But only with increasingly sophisticated tools have we begun to witness and comprehend the complexity of the ecosystems upon, within, and all around us.
From Antonie van Leeuwenhoek’s 17th Century descriptions of animalcules, via Louis Pasteur’s 19th Century innovations in microbial identification and isolation, to modern DNA sequencing and a multitude of new microscopy technologies, we have been able to grasp more clearly, as well as see more vividly, the brilliant diversity of life.
Stemming from my broader obsession with all things fermented, I have developed a passion for photographing fermented foods and beverages in order to see and share their remarkable and awe-inspiring beauty.
Sometimes I shoot close-ups of especially vigorous bubbles or interesting surface textures. Sometimes I use a stereoscope, also known as a dissecting microscope, which is not quite as powerful as a slide microscope but has a big advantage in simplicity: Instead of having to prepare a slide, I can just place a sample of food under it and focus on the food at different depths, revealing different elements. With filamentous fungi such as koji and tempeh, as well as with random leftover food that gets mouldy, the images captured by the stereoscope can be gorgeous and dramatic.
Unfortunately, the stereoscope’s relatively limited level of magnification and resolution does not render bacteria visible. I have taken photos through my home microscope of slides prepared from various ferments, and bacteria are clearly visible but at fairly low resolution.

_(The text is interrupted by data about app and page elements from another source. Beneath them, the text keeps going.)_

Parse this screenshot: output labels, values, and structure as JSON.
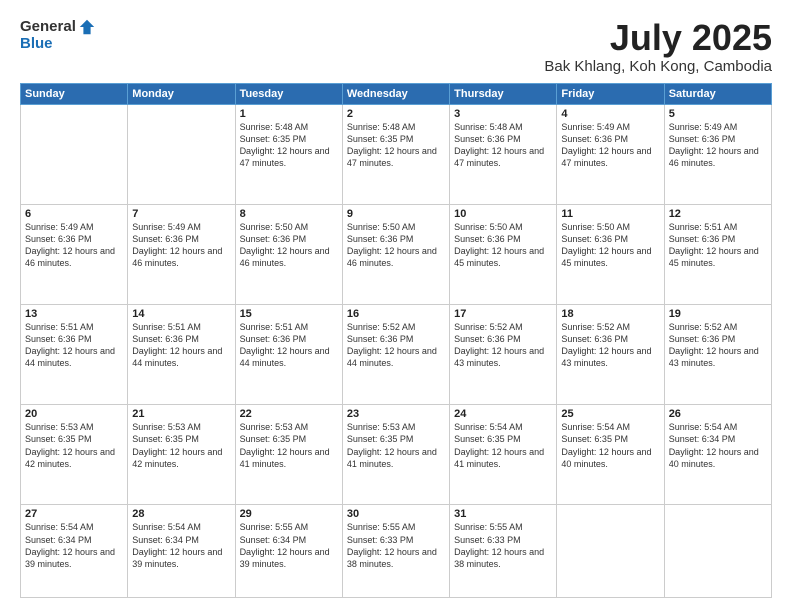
{
  "header": {
    "logo_general": "General",
    "logo_blue": "Blue",
    "month_title": "July 2025",
    "location": "Bak Khlang, Koh Kong, Cambodia"
  },
  "weekdays": [
    "Sunday",
    "Monday",
    "Tuesday",
    "Wednesday",
    "Thursday",
    "Friday",
    "Saturday"
  ],
  "weeks": [
    [
      {
        "day": "",
        "info": ""
      },
      {
        "day": "",
        "info": ""
      },
      {
        "day": "1",
        "info": "Sunrise: 5:48 AM\nSunset: 6:35 PM\nDaylight: 12 hours and 47 minutes."
      },
      {
        "day": "2",
        "info": "Sunrise: 5:48 AM\nSunset: 6:35 PM\nDaylight: 12 hours and 47 minutes."
      },
      {
        "day": "3",
        "info": "Sunrise: 5:48 AM\nSunset: 6:36 PM\nDaylight: 12 hours and 47 minutes."
      },
      {
        "day": "4",
        "info": "Sunrise: 5:49 AM\nSunset: 6:36 PM\nDaylight: 12 hours and 47 minutes."
      },
      {
        "day": "5",
        "info": "Sunrise: 5:49 AM\nSunset: 6:36 PM\nDaylight: 12 hours and 46 minutes."
      }
    ],
    [
      {
        "day": "6",
        "info": "Sunrise: 5:49 AM\nSunset: 6:36 PM\nDaylight: 12 hours and 46 minutes."
      },
      {
        "day": "7",
        "info": "Sunrise: 5:49 AM\nSunset: 6:36 PM\nDaylight: 12 hours and 46 minutes."
      },
      {
        "day": "8",
        "info": "Sunrise: 5:50 AM\nSunset: 6:36 PM\nDaylight: 12 hours and 46 minutes."
      },
      {
        "day": "9",
        "info": "Sunrise: 5:50 AM\nSunset: 6:36 PM\nDaylight: 12 hours and 46 minutes."
      },
      {
        "day": "10",
        "info": "Sunrise: 5:50 AM\nSunset: 6:36 PM\nDaylight: 12 hours and 45 minutes."
      },
      {
        "day": "11",
        "info": "Sunrise: 5:50 AM\nSunset: 6:36 PM\nDaylight: 12 hours and 45 minutes."
      },
      {
        "day": "12",
        "info": "Sunrise: 5:51 AM\nSunset: 6:36 PM\nDaylight: 12 hours and 45 minutes."
      }
    ],
    [
      {
        "day": "13",
        "info": "Sunrise: 5:51 AM\nSunset: 6:36 PM\nDaylight: 12 hours and 44 minutes."
      },
      {
        "day": "14",
        "info": "Sunrise: 5:51 AM\nSunset: 6:36 PM\nDaylight: 12 hours and 44 minutes."
      },
      {
        "day": "15",
        "info": "Sunrise: 5:51 AM\nSunset: 6:36 PM\nDaylight: 12 hours and 44 minutes."
      },
      {
        "day": "16",
        "info": "Sunrise: 5:52 AM\nSunset: 6:36 PM\nDaylight: 12 hours and 44 minutes."
      },
      {
        "day": "17",
        "info": "Sunrise: 5:52 AM\nSunset: 6:36 PM\nDaylight: 12 hours and 43 minutes."
      },
      {
        "day": "18",
        "info": "Sunrise: 5:52 AM\nSunset: 6:36 PM\nDaylight: 12 hours and 43 minutes."
      },
      {
        "day": "19",
        "info": "Sunrise: 5:52 AM\nSunset: 6:36 PM\nDaylight: 12 hours and 43 minutes."
      }
    ],
    [
      {
        "day": "20",
        "info": "Sunrise: 5:53 AM\nSunset: 6:35 PM\nDaylight: 12 hours and 42 minutes."
      },
      {
        "day": "21",
        "info": "Sunrise: 5:53 AM\nSunset: 6:35 PM\nDaylight: 12 hours and 42 minutes."
      },
      {
        "day": "22",
        "info": "Sunrise: 5:53 AM\nSunset: 6:35 PM\nDaylight: 12 hours and 41 minutes."
      },
      {
        "day": "23",
        "info": "Sunrise: 5:53 AM\nSunset: 6:35 PM\nDaylight: 12 hours and 41 minutes."
      },
      {
        "day": "24",
        "info": "Sunrise: 5:54 AM\nSunset: 6:35 PM\nDaylight: 12 hours and 41 minutes."
      },
      {
        "day": "25",
        "info": "Sunrise: 5:54 AM\nSunset: 6:35 PM\nDaylight: 12 hours and 40 minutes."
      },
      {
        "day": "26",
        "info": "Sunrise: 5:54 AM\nSunset: 6:34 PM\nDaylight: 12 hours and 40 minutes."
      }
    ],
    [
      {
        "day": "27",
        "info": "Sunrise: 5:54 AM\nSunset: 6:34 PM\nDaylight: 12 hours and 39 minutes."
      },
      {
        "day": "28",
        "info": "Sunrise: 5:54 AM\nSunset: 6:34 PM\nDaylight: 12 hours and 39 minutes."
      },
      {
        "day": "29",
        "info": "Sunrise: 5:55 AM\nSunset: 6:34 PM\nDaylight: 12 hours and 39 minutes."
      },
      {
        "day": "30",
        "info": "Sunrise: 5:55 AM\nSunset: 6:33 PM\nDaylight: 12 hours and 38 minutes."
      },
      {
        "day": "31",
        "info": "Sunrise: 5:55 AM\nSunset: 6:33 PM\nDaylight: 12 hours and 38 minutes."
      },
      {
        "day": "",
        "info": ""
      },
      {
        "day": "",
        "info": ""
      }
    ]
  ]
}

I’ve been extremely fortunate to have been able to access a scanning electron microscope with much greater magnification and incredible resolution, thanks to helpful collaboration with the Fermentation Sciences program and the Interdisciplinary Microanalysis and Imaging Center at Middle Tennessee State University.
Because these images do not use light, they do not convey colour, so for the book we have taken some liberties in colourising them.
These images are not meant to illustrate anything in particular, except for the sheer beauty and complexity of microbial structures and communities. Seeing them takes us far from absolute boundaries and rigid categories.
They force us to reconceptualise. You could say they make us ferment.
Check out some of our other image galleries
- Boxing Weevil scoops top Bug Photography Prize
- The fascinating world of sea slugs
- Slime Moulds: The puzzle solvers without brains
Fermentation as Metaphor by Sandor Ellix Katz is out now (£20.00, Chelsea Green Publishing).